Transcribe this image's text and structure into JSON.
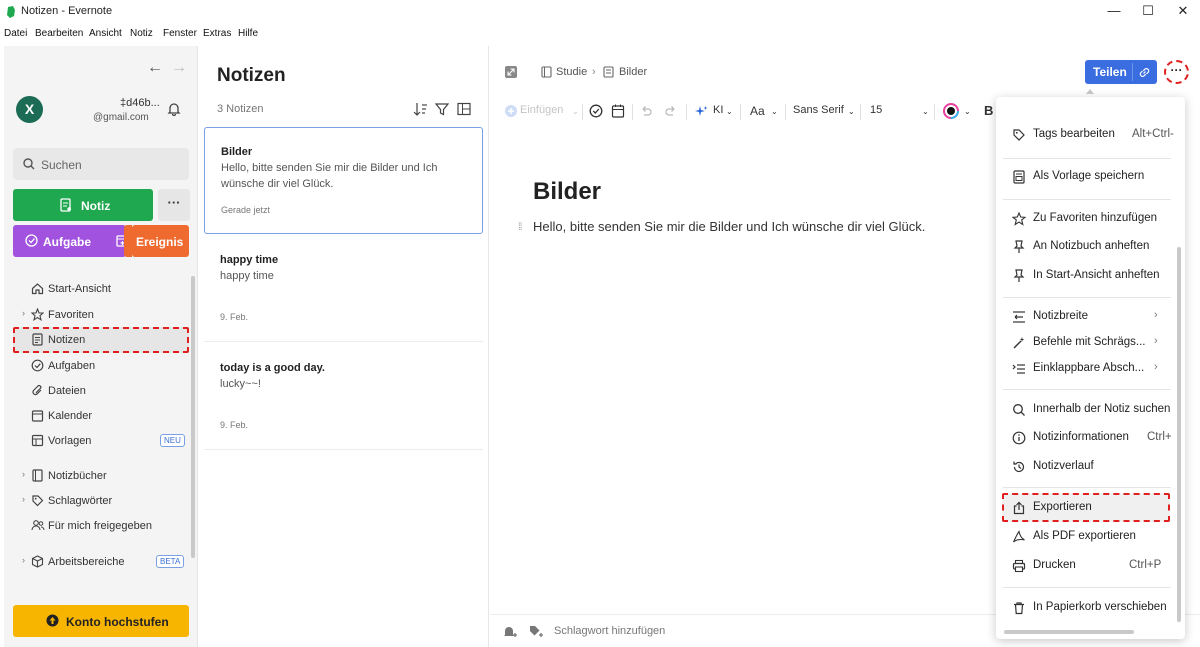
{
  "window": {
    "title": "Notizen - Evernote",
    "minimize": "—",
    "maximize": "☐",
    "close": "✕"
  },
  "menubar": [
    "Datei",
    "Bearbeiten",
    "Ansicht",
    "Notiz",
    "Fenster",
    "Extras",
    "Hilfe"
  ],
  "sidebar": {
    "back": "←",
    "forward": "→",
    "avatar_letter": "X",
    "account_name": "‡d46b...",
    "account_email": "@gmail.com",
    "search_placeholder": "Suchen",
    "new_note": "Notiz",
    "more": "···",
    "task": "Aufgabe",
    "event": "Ereignis",
    "nav": [
      {
        "label": "Start-Ansicht"
      },
      {
        "label": "Favoriten"
      },
      {
        "label": "Notizen"
      },
      {
        "label": "Aufgaben"
      },
      {
        "label": "Dateien"
      },
      {
        "label": "Kalender"
      },
      {
        "label": "Vorlagen",
        "badge": "NEU"
      },
      {
        "label": "Notizbücher"
      },
      {
        "label": "Schlagwörter"
      },
      {
        "label": "Für mich freigegeben"
      },
      {
        "label": "Arbeitsbereiche",
        "badge": "BETA"
      }
    ],
    "upgrade": "Konto hochstufen"
  },
  "notelist": {
    "title": "Notizen",
    "count": "3 Notizen",
    "notes": [
      {
        "title": "Bilder",
        "body": "Hello, bitte senden Sie mir die Bilder und Ich wünsche dir viel Glück.",
        "date": "Gerade jetzt"
      },
      {
        "title": "happy time",
        "body": "happy time",
        "date": "9. Feb."
      },
      {
        "title": "today is a good day.",
        "body": "lucky~~!",
        "date": "9. Feb."
      }
    ]
  },
  "editor": {
    "breadcrumb": {
      "notebook": "Studie",
      "sep": "›",
      "note": "Bilder"
    },
    "share": "Teilen",
    "more": "···",
    "toolbar": {
      "insert": "Einfügen",
      "ai": "KI",
      "text_style": "Aa",
      "font": "Sans Serif",
      "size": "15",
      "bold": "B"
    },
    "doc_title": "Bilder",
    "doc_body": "Hello, bitte senden Sie mir die Bilder und Ich wünsche dir viel Glück.",
    "tag_placeholder": "Schlagwort hinzufügen"
  },
  "context_menu": {
    "items": [
      {
        "label": "Tags bearbeiten",
        "shortcut": "Alt+Ctrl-"
      },
      {
        "label": "Als Vorlage speichern"
      },
      {
        "label": "Zu Favoriten hinzufügen"
      },
      {
        "label": "An Notizbuch anheften"
      },
      {
        "label": "In Start-Ansicht anheften"
      },
      {
        "label": "Notizbreite",
        "arrow": "›"
      },
      {
        "label": "Befehle mit Schrägs...",
        "arrow": "›"
      },
      {
        "label": "Einklappbare Absch...",
        "arrow": "›"
      },
      {
        "label": "Innerhalb der Notiz suchen"
      },
      {
        "label": "Notizinformationen",
        "shortcut": "Ctrl+"
      },
      {
        "label": "Notizverlauf"
      },
      {
        "label": "Exportieren"
      },
      {
        "label": "Als PDF exportieren"
      },
      {
        "label": "Drucken",
        "shortcut": "Ctrl+P"
      },
      {
        "label": "In Papierkorb verschieben"
      }
    ]
  },
  "colors": {
    "note_green": "#1fa84f",
    "task_purple": "#a153e0",
    "event_orange": "#ee6a2e",
    "upgrade_yellow": "#f7b500",
    "share_blue": "#3a6ee0",
    "highlight_red": "#e0201e"
  }
}
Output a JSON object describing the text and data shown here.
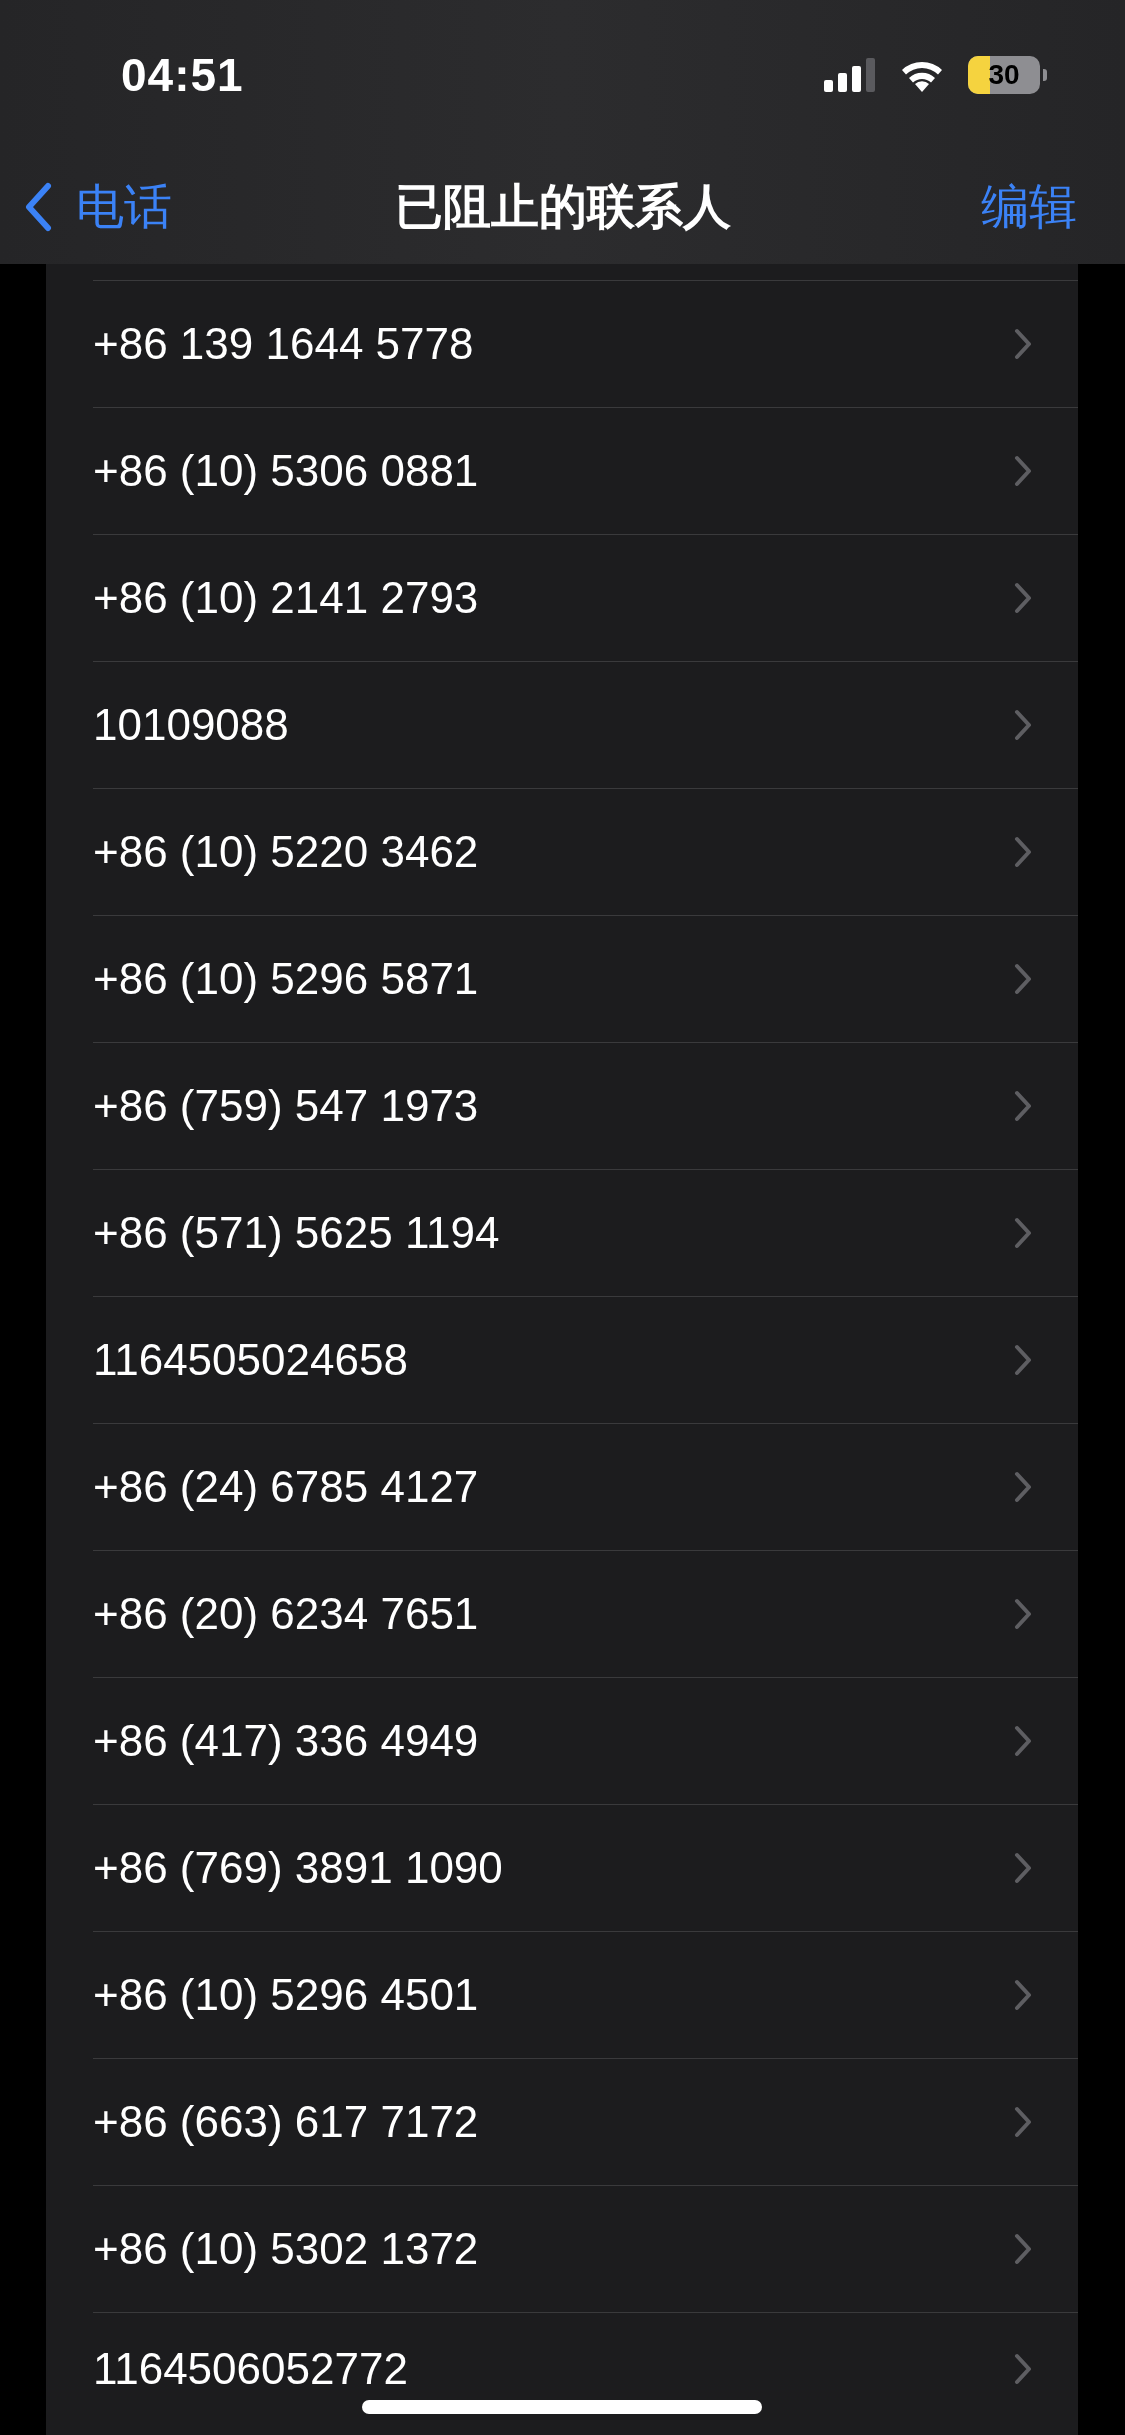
{
  "status_bar": {
    "time": "04:51",
    "battery": "30"
  },
  "nav_bar": {
    "back": "电话",
    "title": "已阻止的联系人",
    "action": "编辑"
  },
  "contacts": [
    {
      "number": "+86 139 1644 5778"
    },
    {
      "number": "+86 (10) 5306 0881"
    },
    {
      "number": "+86 (10) 2141 2793"
    },
    {
      "number": "10109088"
    },
    {
      "number": "+86 (10) 5220 3462"
    },
    {
      "number": "+86 (10) 5296 5871"
    },
    {
      "number": "+86 (759) 547 1973"
    },
    {
      "number": "+86 (571) 5625 1194"
    },
    {
      "number": "1164505024658"
    },
    {
      "number": "+86 (24) 6785 4127"
    },
    {
      "number": "+86 (20) 6234 7651"
    },
    {
      "number": "+86 (417) 336 4949"
    },
    {
      "number": "+86 (769) 3891 1090"
    },
    {
      "number": "+86 (10) 5296 4501"
    },
    {
      "number": "+86 (663) 617 7172"
    },
    {
      "number": "+86 (10) 5302 1372"
    },
    {
      "number": "1164506052772"
    }
  ]
}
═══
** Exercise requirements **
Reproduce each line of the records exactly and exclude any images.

** Solution for this exercise **
Transcribe this image's text and structure into JSON.
{
  "window": {
    "title": "Notizen - Evernote",
    "minimize": "—",
    "maximize": "☐",
    "close": "✕"
  },
  "menubar": [
    "Datei",
    "Bearbeiten",
    "Ansicht",
    "Notiz",
    "Fenster",
    "Extras",
    "Hilfe"
  ],
  "sidebar": {
    "back": "←",
    "forward": "→",
    "avatar_letter": "X",
    "account_name": "‡d46b...",
    "account_email": "@gmail.com",
    "search_placeholder": "Suchen",
    "new_note": "Notiz",
    "more": "···",
    "task": "Aufgabe",
    "event": "Ereignis",
    "nav": [
      {
        "label": "Start-Ansicht"
      },
      {
        "label": "Favoriten"
      },
      {
        "label": "Notizen"
      },
      {
        "label": "Aufgaben"
      },
      {
        "label": "Dateien"
      },
      {
        "label": "Kalender"
      },
      {
        "label": "Vorlagen",
        "badge": "NEU"
      },
      {
        "label": "Notizbücher"
      },
      {
        "label": "Schlagwörter"
      },
      {
        "label": "Für mich freigegeben"
      },
      {
        "label": "Arbeitsbereiche",
        "badge": "BETA"
      }
    ],
    "upgrade": "Konto hochstufen"
  },
  "notelist": {
    "title": "Notizen",
    "count": "3 Notizen",
    "notes": [
      {
        "title": "Bilder",
        "body": "Hello, bitte senden Sie mir die Bilder und Ich wünsche dir viel Glück.",
        "date": "Gerade jetzt"
      },
      {
        "title": "happy time",
        "body": "happy time",
        "date": "9. Feb."
      },
      {
        "title": "today is a good day.",
        "body": "lucky~~!",
        "date": "9. Feb."
      }
    ]
  },
  "editor": {
    "breadcrumb": {
      "notebook": "Studie",
      "sep": "›",
      "note": "Bilder"
    },
    "share": "Teilen",
    "more": "···",
    "toolbar": {
      "insert": "Einfügen",
      "ai": "KI",
      "text_style": "Aa",
      "font": "Sans Serif",
      "size": "15",
      "bold": "B"
    },
    "doc_title": "Bilder",
    "doc_body": "Hello, bitte senden Sie mir die Bilder und Ich wünsche dir viel Glück.",
    "tag_placeholder": "Schlagwort hinzufügen"
  },
  "context_menu": {
    "items": [
      {
        "label": "Tags bearbeiten",
        "shortcut": "Alt+Ctrl-"
      },
      {
        "label": "Als Vorlage speichern"
      },
      {
        "label": "Zu Favoriten hinzufügen"
      },
      {
        "label": "An Notizbuch anheften"
      },
      {
        "label": "In Start-Ansicht anheften"
      },
      {
        "label": "Notizbreite",
        "arrow": "›"
      },
      {
        "label": "Befehle mit Schrägs...",
        "arrow": "›"
      },
      {
        "label": "Einklappbare Absch...",
        "arrow": "›"
      },
      {
        "label": "Innerhalb der Notiz suchen"
      },
      {
        "label": "Notizinformationen",
        "shortcut": "Ctrl+"
      },
      {
        "label": "Notizverlauf"
      },
      {
        "label": "Exportieren"
      },
      {
        "label": "Als PDF exportieren"
      },
      {
        "label": "Drucken",
        "shortcut": "Ctrl+P"
      },
      {
        "label": "In Papierkorb verschieben"
      }
    ]
  },
  "colors": {
    "note_green": "#1fa84f",
    "task_purple": "#a153e0",
    "event_orange": "#ee6a2e",
    "upgrade_yellow": "#f7b500",
    "share_blue": "#3a6ee0",
    "highlight_red": "#e0201e"
  }
}
Output a JSON object describing the text and data shown here.
{
  "status_bar": {
    "time": "04:51",
    "battery": "30"
  },
  "nav_bar": {
    "back": "电话",
    "title": "已阻止的联系人",
    "action": "编辑"
  },
  "contacts": [
    {
      "number": "+86 139 1644 5778"
    },
    {
      "number": "+86 (10) 5306 0881"
    },
    {
      "number": "+86 (10) 2141 2793"
    },
    {
      "number": "10109088"
    },
    {
      "number": "+86 (10) 5220 3462"
    },
    {
      "number": "+86 (10) 5296 5871"
    },
    {
      "number": "+86 (759) 547 1973"
    },
    {
      "number": "+86 (571) 5625 1194"
    },
    {
      "number": "1164505024658"
    },
    {
      "number": "+86 (24) 6785 4127"
    },
    {
      "number": "+86 (20) 6234 7651"
    },
    {
      "number": "+86 (417) 336 4949"
    },
    {
      "number": "+86 (769) 3891 1090"
    },
    {
      "number": "+86 (10) 5296 4501"
    },
    {
      "number": "+86 (663) 617 7172"
    },
    {
      "number": "+86 (10) 5302 1372"
    },
    {
      "number": "1164506052772"
    }
  ]
}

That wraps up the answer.